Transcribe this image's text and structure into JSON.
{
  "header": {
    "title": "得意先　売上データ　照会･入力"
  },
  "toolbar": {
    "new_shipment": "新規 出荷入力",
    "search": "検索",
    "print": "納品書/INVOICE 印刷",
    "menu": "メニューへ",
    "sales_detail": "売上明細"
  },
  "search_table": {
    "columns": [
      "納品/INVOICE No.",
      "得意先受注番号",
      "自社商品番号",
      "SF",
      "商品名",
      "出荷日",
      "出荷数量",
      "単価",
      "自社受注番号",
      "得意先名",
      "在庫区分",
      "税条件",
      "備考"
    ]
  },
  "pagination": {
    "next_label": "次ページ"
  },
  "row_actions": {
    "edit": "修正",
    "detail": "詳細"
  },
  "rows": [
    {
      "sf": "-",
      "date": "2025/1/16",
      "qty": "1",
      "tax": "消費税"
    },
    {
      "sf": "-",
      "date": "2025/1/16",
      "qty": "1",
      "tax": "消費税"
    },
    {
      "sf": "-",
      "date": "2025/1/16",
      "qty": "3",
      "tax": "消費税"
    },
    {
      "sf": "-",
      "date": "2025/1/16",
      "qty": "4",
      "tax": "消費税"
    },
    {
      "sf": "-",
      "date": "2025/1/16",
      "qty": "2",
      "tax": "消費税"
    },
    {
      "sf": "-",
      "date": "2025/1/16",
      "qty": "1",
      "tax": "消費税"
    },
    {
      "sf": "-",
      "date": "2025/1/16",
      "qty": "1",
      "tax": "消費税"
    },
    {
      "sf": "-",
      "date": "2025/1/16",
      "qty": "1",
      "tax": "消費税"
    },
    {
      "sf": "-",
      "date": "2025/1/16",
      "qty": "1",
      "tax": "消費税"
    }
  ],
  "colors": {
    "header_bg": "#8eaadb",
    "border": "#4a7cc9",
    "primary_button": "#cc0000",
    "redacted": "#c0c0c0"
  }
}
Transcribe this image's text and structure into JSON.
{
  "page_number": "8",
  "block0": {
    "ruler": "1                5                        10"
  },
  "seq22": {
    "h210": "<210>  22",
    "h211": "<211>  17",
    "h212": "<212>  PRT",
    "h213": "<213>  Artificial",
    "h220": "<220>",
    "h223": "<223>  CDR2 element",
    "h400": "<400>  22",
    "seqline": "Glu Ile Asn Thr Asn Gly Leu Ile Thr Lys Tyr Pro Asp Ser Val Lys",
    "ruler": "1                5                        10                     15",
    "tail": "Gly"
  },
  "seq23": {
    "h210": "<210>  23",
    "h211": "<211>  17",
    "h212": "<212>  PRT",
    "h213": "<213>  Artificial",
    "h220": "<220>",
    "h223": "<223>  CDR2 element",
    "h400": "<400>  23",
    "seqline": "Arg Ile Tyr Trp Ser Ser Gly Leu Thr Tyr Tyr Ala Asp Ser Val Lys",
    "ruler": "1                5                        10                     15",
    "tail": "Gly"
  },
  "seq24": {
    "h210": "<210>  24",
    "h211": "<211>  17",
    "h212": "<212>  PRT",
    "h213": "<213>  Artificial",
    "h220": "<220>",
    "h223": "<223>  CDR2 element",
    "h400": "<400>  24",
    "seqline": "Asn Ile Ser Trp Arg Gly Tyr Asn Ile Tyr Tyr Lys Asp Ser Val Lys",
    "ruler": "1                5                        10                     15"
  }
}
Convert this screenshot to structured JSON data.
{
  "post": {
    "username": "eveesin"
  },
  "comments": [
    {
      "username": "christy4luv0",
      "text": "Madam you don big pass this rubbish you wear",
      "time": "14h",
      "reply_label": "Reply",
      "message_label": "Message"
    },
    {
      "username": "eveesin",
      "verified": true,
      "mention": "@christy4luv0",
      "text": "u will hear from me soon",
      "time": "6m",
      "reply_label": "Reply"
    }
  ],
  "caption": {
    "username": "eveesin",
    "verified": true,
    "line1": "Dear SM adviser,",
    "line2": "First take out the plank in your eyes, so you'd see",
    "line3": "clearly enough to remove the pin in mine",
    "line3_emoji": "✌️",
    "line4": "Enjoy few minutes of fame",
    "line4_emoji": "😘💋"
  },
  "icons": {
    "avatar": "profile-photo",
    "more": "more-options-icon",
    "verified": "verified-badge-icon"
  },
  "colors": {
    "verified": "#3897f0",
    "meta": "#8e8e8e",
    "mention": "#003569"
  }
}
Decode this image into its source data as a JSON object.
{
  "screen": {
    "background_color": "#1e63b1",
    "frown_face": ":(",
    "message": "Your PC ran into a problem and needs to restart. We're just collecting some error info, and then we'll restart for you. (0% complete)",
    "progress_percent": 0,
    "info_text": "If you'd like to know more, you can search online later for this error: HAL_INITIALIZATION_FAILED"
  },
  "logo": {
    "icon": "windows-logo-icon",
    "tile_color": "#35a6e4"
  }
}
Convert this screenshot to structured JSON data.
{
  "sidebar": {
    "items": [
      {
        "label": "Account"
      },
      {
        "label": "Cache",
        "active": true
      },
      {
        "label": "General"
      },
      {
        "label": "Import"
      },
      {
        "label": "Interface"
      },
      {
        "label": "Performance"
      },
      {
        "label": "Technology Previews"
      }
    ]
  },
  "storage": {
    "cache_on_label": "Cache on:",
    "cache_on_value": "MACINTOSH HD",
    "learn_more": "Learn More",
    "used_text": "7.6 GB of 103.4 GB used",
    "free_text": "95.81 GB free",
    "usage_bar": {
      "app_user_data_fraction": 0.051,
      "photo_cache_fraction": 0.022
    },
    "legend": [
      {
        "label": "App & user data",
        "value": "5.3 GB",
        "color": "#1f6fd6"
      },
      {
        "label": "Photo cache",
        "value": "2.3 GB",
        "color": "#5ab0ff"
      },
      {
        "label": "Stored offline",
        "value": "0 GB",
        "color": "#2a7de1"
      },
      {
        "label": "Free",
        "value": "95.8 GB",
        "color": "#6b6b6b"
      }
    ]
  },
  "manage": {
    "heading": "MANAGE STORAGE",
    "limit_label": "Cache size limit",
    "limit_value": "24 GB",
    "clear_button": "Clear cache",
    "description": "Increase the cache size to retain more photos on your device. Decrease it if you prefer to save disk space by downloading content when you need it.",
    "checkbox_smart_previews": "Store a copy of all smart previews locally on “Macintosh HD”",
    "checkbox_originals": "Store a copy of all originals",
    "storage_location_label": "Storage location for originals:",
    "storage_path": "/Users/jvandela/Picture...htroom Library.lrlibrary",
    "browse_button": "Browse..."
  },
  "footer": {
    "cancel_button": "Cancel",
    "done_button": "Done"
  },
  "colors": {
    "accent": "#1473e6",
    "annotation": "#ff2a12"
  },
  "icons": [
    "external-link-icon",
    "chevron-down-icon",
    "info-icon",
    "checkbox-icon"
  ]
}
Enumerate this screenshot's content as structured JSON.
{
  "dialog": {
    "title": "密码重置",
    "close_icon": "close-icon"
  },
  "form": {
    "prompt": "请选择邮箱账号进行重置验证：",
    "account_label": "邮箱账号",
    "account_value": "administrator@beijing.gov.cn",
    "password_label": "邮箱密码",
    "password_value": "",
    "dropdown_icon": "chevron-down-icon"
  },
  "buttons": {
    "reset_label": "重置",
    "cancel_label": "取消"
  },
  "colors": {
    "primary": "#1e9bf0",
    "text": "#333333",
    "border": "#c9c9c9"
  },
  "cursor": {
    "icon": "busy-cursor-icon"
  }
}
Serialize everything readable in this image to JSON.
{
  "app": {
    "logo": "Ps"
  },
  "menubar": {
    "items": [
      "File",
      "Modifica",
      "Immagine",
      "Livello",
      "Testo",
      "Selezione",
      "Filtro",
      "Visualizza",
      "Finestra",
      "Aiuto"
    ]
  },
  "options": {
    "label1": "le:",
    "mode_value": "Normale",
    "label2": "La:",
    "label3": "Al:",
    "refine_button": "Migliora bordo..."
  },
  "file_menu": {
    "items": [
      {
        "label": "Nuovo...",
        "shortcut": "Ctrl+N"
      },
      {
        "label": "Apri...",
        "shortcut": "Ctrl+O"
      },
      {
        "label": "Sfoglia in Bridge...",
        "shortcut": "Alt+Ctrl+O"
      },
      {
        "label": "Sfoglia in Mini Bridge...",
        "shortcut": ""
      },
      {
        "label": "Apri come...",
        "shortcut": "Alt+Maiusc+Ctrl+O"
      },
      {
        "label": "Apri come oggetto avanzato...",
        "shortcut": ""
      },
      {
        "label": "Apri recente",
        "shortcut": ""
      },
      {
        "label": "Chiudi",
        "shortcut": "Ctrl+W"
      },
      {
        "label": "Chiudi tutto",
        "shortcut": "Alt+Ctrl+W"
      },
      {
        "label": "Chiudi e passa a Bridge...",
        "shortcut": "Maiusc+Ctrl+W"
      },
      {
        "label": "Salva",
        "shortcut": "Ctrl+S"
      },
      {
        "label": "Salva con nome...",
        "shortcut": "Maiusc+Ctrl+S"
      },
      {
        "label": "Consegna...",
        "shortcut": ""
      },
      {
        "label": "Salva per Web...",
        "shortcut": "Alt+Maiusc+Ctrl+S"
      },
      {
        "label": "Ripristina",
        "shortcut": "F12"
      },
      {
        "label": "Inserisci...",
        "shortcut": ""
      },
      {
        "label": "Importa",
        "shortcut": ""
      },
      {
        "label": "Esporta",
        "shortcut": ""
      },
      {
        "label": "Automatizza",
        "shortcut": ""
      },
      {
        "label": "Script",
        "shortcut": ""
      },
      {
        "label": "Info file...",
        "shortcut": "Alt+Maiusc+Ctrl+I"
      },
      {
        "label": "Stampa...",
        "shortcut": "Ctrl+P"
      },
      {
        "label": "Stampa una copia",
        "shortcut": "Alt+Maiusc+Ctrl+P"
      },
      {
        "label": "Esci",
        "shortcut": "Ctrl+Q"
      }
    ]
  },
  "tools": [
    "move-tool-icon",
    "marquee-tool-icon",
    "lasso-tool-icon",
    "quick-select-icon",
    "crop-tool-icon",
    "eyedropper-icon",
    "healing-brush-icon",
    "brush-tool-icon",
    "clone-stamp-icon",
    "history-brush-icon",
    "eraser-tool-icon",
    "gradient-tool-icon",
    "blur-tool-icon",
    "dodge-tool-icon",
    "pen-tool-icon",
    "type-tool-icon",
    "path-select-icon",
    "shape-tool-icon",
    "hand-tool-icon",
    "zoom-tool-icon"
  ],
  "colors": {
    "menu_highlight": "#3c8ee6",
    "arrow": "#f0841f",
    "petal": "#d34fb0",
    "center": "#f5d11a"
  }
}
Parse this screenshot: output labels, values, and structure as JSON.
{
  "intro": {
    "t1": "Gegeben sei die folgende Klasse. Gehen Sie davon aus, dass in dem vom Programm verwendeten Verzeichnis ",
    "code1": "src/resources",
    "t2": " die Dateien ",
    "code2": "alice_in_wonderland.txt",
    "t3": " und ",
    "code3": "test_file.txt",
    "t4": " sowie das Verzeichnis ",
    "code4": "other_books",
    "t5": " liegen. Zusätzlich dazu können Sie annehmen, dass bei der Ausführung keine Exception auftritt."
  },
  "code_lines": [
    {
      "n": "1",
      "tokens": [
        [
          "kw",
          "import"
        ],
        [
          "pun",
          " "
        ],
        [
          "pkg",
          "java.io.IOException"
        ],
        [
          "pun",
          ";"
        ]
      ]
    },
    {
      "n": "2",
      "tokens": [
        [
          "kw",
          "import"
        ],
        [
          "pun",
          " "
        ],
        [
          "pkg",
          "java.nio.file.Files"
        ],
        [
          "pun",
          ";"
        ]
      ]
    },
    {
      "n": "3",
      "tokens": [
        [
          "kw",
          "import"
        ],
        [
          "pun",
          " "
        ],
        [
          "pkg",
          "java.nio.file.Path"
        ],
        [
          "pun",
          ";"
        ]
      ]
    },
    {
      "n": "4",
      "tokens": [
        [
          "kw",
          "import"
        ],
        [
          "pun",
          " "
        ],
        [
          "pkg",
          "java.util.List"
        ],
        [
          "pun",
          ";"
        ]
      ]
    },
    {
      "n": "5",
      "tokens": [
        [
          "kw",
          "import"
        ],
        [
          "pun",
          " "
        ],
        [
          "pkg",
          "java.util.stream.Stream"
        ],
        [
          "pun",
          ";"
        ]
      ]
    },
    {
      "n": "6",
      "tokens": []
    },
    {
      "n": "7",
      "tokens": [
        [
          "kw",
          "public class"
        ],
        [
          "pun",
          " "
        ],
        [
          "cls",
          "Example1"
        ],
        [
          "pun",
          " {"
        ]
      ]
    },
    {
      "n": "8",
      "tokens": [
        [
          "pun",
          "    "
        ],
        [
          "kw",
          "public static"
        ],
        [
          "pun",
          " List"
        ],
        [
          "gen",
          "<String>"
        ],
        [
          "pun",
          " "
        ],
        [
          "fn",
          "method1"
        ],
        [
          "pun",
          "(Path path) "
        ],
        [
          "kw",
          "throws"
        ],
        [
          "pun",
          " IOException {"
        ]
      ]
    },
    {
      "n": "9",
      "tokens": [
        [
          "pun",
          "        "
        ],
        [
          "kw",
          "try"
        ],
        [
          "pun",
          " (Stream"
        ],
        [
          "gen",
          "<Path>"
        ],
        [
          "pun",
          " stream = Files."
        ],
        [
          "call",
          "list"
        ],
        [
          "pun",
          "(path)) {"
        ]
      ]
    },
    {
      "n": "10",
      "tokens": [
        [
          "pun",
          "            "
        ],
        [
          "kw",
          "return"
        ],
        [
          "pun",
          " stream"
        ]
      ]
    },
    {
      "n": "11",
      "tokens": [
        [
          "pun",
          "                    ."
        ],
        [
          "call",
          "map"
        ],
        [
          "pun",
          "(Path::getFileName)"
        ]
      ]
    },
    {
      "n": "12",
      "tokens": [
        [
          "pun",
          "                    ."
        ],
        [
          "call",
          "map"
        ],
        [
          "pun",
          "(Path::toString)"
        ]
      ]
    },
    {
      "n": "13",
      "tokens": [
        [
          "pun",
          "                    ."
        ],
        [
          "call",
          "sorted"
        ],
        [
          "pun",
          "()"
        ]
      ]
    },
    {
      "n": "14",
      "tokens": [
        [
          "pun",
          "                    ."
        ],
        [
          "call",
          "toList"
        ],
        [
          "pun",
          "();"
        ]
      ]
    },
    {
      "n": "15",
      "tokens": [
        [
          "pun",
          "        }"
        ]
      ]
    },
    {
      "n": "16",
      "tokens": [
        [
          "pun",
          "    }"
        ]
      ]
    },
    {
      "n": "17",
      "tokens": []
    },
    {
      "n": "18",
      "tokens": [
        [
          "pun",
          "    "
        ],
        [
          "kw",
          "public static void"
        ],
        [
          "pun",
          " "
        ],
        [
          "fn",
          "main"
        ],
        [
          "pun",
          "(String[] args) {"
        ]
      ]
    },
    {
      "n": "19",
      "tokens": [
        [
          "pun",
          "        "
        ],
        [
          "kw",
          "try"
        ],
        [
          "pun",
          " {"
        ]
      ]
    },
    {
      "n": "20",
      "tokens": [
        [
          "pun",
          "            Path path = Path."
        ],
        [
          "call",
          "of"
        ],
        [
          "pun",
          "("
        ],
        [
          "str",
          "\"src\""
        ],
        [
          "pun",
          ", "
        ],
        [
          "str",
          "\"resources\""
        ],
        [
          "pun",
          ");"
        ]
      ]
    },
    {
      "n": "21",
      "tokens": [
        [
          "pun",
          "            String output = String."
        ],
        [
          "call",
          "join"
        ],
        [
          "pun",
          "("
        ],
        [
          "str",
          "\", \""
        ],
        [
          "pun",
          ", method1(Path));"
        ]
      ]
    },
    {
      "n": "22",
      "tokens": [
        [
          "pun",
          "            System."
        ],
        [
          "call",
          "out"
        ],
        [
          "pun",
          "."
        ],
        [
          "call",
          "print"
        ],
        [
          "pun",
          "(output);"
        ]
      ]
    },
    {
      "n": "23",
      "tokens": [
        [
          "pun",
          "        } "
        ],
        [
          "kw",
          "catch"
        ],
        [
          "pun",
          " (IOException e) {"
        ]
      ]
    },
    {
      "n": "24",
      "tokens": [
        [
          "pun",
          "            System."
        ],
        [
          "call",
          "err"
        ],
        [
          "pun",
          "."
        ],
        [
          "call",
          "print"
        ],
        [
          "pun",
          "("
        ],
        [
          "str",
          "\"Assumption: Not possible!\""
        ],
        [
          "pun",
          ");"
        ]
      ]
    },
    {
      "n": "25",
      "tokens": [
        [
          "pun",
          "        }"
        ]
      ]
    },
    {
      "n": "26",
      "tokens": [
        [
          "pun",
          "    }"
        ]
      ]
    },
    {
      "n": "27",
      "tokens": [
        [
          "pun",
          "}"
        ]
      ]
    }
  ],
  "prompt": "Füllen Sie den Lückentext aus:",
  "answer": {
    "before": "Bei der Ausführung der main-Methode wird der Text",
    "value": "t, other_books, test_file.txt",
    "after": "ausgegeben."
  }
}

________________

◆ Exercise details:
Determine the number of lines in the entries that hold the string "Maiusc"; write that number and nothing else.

◆ Result of this exercise:
6